┌──
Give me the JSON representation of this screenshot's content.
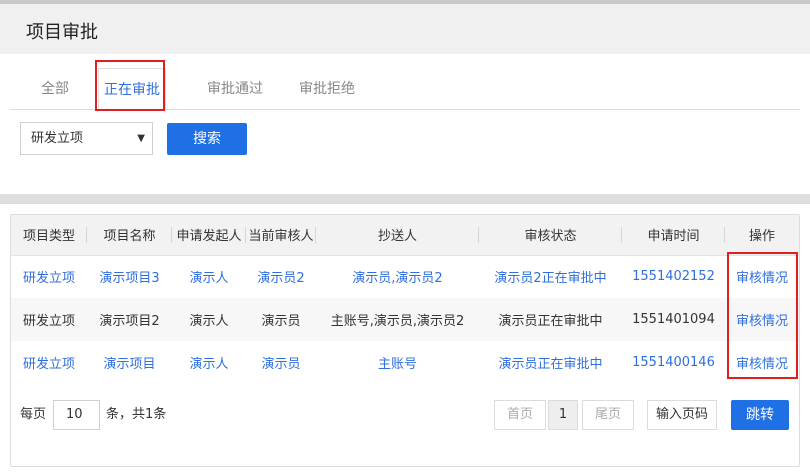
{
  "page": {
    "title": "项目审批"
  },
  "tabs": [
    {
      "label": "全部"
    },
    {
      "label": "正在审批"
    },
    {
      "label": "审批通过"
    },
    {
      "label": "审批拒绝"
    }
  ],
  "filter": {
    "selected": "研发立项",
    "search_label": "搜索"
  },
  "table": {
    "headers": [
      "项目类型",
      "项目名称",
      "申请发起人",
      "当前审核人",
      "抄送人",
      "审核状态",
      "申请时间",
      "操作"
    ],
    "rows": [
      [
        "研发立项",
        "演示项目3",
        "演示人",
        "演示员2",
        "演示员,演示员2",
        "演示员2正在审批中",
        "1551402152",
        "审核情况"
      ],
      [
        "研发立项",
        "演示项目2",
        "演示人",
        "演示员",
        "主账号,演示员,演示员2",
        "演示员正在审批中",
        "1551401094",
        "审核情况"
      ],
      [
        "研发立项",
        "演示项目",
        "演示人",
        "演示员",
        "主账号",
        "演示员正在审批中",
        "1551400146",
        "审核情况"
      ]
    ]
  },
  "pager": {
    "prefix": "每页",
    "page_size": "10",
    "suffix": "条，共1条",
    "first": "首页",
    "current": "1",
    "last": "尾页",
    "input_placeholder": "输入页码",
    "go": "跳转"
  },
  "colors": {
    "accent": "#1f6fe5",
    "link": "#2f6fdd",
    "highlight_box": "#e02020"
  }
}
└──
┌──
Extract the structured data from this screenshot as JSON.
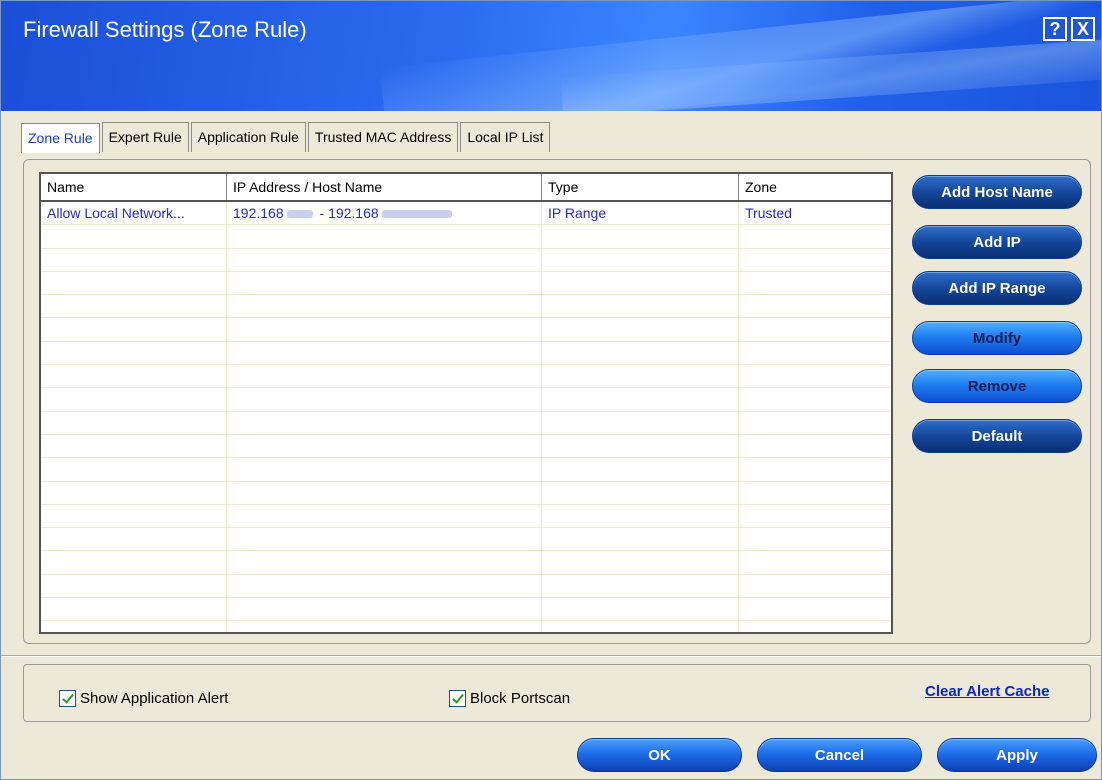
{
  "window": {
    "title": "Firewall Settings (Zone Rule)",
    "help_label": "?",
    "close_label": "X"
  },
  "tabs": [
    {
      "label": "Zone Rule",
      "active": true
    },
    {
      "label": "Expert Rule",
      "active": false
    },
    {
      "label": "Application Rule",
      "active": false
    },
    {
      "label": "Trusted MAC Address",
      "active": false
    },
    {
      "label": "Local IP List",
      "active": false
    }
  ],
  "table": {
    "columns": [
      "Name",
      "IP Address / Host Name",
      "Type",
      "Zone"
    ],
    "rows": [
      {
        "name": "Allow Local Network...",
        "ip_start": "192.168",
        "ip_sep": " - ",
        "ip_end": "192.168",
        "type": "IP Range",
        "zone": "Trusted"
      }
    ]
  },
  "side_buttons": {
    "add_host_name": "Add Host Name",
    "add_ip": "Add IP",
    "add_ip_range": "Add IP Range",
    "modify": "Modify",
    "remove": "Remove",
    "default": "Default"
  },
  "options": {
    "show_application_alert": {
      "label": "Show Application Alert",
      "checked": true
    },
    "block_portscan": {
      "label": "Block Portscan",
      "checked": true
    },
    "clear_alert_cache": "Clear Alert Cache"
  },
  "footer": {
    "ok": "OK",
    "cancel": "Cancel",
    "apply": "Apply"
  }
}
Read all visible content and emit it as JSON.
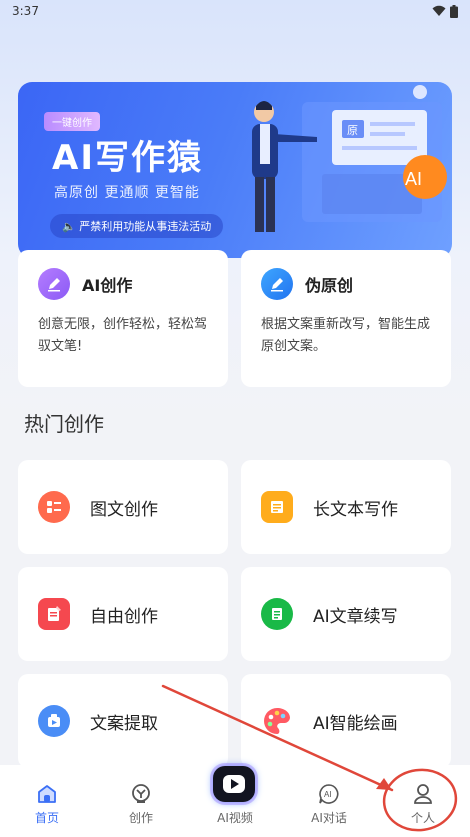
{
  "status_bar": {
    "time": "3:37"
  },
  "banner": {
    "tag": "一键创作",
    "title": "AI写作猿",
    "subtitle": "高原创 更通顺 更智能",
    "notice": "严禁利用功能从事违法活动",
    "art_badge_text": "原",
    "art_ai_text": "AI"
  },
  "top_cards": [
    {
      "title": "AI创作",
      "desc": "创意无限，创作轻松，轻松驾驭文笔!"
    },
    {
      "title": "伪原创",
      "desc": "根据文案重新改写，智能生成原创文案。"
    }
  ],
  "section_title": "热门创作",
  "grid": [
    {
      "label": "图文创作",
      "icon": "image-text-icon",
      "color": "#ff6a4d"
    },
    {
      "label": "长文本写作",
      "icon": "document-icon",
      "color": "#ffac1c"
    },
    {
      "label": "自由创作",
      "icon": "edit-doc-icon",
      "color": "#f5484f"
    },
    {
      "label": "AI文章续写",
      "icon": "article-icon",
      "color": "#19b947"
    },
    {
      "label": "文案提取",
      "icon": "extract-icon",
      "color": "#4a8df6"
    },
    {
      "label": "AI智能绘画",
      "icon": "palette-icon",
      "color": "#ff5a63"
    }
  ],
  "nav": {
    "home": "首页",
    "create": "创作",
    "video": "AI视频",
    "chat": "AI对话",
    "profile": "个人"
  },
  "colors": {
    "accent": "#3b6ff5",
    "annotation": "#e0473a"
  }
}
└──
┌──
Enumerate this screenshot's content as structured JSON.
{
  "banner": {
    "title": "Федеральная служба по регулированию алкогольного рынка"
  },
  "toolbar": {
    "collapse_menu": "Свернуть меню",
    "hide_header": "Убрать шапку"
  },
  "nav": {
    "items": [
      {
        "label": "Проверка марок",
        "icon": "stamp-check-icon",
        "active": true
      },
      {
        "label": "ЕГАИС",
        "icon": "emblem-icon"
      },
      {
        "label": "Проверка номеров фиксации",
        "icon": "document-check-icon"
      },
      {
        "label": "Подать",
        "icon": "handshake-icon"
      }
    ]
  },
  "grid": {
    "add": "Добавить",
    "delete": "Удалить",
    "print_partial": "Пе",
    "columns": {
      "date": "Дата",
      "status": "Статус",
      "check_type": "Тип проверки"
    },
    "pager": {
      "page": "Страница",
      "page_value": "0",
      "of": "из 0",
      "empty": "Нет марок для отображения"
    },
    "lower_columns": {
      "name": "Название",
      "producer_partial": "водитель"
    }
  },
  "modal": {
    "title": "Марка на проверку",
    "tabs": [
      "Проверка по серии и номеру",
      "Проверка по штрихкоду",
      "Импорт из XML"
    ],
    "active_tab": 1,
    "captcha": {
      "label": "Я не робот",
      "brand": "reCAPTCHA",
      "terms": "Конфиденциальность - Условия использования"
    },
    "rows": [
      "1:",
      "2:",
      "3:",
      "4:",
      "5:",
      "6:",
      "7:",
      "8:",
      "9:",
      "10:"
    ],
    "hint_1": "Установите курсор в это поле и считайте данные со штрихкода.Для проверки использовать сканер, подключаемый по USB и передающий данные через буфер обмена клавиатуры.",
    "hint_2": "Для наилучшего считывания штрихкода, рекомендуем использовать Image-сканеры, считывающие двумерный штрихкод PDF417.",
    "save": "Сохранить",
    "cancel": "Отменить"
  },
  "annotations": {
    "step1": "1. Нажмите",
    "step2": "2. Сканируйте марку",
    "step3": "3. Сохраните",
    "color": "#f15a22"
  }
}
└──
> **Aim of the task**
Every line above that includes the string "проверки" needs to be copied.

> **The completed task**
      "check_type": "Тип проверки"
    "hint_1": "Установите курсор в это поле и считайте данные со штрихкода.Для проверки использовать сканер, подключаемый по USB и передающий данные через буфер обмена клавиатуры.",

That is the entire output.